═══ Data to examine
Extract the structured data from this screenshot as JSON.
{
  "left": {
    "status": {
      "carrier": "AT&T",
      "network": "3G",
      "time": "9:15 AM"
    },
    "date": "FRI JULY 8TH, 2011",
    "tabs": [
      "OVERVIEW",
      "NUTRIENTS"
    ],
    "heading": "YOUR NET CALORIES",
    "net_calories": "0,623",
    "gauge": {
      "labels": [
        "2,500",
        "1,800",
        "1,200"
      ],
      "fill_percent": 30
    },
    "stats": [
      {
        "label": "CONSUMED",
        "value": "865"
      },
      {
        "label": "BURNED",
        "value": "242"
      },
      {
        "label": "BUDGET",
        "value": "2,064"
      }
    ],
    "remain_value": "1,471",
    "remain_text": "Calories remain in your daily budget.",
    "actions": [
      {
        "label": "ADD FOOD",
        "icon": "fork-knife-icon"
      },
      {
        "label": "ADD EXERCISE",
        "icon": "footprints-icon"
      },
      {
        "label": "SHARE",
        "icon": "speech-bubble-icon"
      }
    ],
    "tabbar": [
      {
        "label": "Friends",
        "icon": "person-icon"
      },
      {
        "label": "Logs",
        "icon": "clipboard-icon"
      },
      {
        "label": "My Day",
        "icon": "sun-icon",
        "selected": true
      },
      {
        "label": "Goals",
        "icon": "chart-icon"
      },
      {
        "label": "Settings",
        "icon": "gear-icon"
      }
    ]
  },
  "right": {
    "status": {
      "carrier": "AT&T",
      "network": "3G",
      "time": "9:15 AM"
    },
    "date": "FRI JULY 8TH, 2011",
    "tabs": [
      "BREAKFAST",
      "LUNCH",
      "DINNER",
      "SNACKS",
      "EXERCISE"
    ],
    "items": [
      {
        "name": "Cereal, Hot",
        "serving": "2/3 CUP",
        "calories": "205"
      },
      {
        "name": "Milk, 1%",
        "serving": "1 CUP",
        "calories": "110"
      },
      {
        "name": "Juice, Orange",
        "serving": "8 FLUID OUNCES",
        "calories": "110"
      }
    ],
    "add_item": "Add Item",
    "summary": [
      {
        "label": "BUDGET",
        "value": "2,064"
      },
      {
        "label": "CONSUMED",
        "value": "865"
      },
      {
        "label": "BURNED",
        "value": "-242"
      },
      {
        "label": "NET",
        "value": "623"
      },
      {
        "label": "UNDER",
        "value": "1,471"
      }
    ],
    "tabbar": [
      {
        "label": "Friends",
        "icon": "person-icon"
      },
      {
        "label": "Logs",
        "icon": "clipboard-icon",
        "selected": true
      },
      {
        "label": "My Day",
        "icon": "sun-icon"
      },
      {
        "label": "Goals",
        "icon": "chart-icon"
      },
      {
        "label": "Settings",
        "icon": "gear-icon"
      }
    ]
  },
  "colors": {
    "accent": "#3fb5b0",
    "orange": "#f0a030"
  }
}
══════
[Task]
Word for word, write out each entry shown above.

[Answer below]
Extract the structured data from this screenshot as JSON.
{
  "left": {
    "status": {
      "carrier": "AT&T",
      "network": "3G",
      "time": "9:15 AM"
    },
    "date": "FRI JULY 8TH, 2011",
    "tabs": [
      "OVERVIEW",
      "NUTRIENTS"
    ],
    "heading": "YOUR NET CALORIES",
    "net_calories": "0,623",
    "gauge": {
      "labels": [
        "2,500",
        "1,800",
        "1,200"
      ],
      "fill_percent": 30
    },
    "stats": [
      {
        "label": "CONSUMED",
        "value": "865"
      },
      {
        "label": "BURNED",
        "value": "242"
      },
      {
        "label": "BUDGET",
        "value": "2,064"
      }
    ],
    "remain_value": "1,471",
    "remain_text": "Calories remain in your daily budget.",
    "actions": [
      {
        "label": "ADD FOOD",
        "icon": "fork-knife-icon"
      },
      {
        "label": "ADD EXERCISE",
        "icon": "footprints-icon"
      },
      {
        "label": "SHARE",
        "icon": "speech-bubble-icon"
      }
    ],
    "tabbar": [
      {
        "label": "Friends",
        "icon": "person-icon"
      },
      {
        "label": "Logs",
        "icon": "clipboard-icon"
      },
      {
        "label": "My Day",
        "icon": "sun-icon",
        "selected": true
      },
      {
        "label": "Goals",
        "icon": "chart-icon"
      },
      {
        "label": "Settings",
        "icon": "gear-icon"
      }
    ]
  },
  "right": {
    "status": {
      "carrier": "AT&T",
      "network": "3G",
      "time": "9:15 AM"
    },
    "date": "FRI JULY 8TH, 2011",
    "tabs": [
      "BREAKFAST",
      "LUNCH",
      "DINNER",
      "SNACKS",
      "EXERCISE"
    ],
    "items": [
      {
        "name": "Cereal, Hot",
        "serving": "2/3 CUP",
        "calories": "205"
      },
      {
        "name": "Milk, 1%",
        "serving": "1 CUP",
        "calories": "110"
      },
      {
        "name": "Juice, Orange",
        "serving": "8 FLUID OUNCES",
        "calories": "110"
      }
    ],
    "add_item": "Add Item",
    "summary": [
      {
        "label": "BUDGET",
        "value": "2,064"
      },
      {
        "label": "CONSUMED",
        "value": "865"
      },
      {
        "label": "BURNED",
        "value": "-242"
      },
      {
        "label": "NET",
        "value": "623"
      },
      {
        "label": "UNDER",
        "value": "1,471"
      }
    ],
    "tabbar": [
      {
        "label": "Friends",
        "icon": "person-icon"
      },
      {
        "label": "Logs",
        "icon": "clipboard-icon",
        "selected": true
      },
      {
        "label": "My Day",
        "icon": "sun-icon"
      },
      {
        "label": "Goals",
        "icon": "chart-icon"
      },
      {
        "label": "Settings",
        "icon": "gear-icon"
      }
    ]
  },
  "colors": {
    "accent": "#3fb5b0",
    "orange": "#f0a030"
  }
}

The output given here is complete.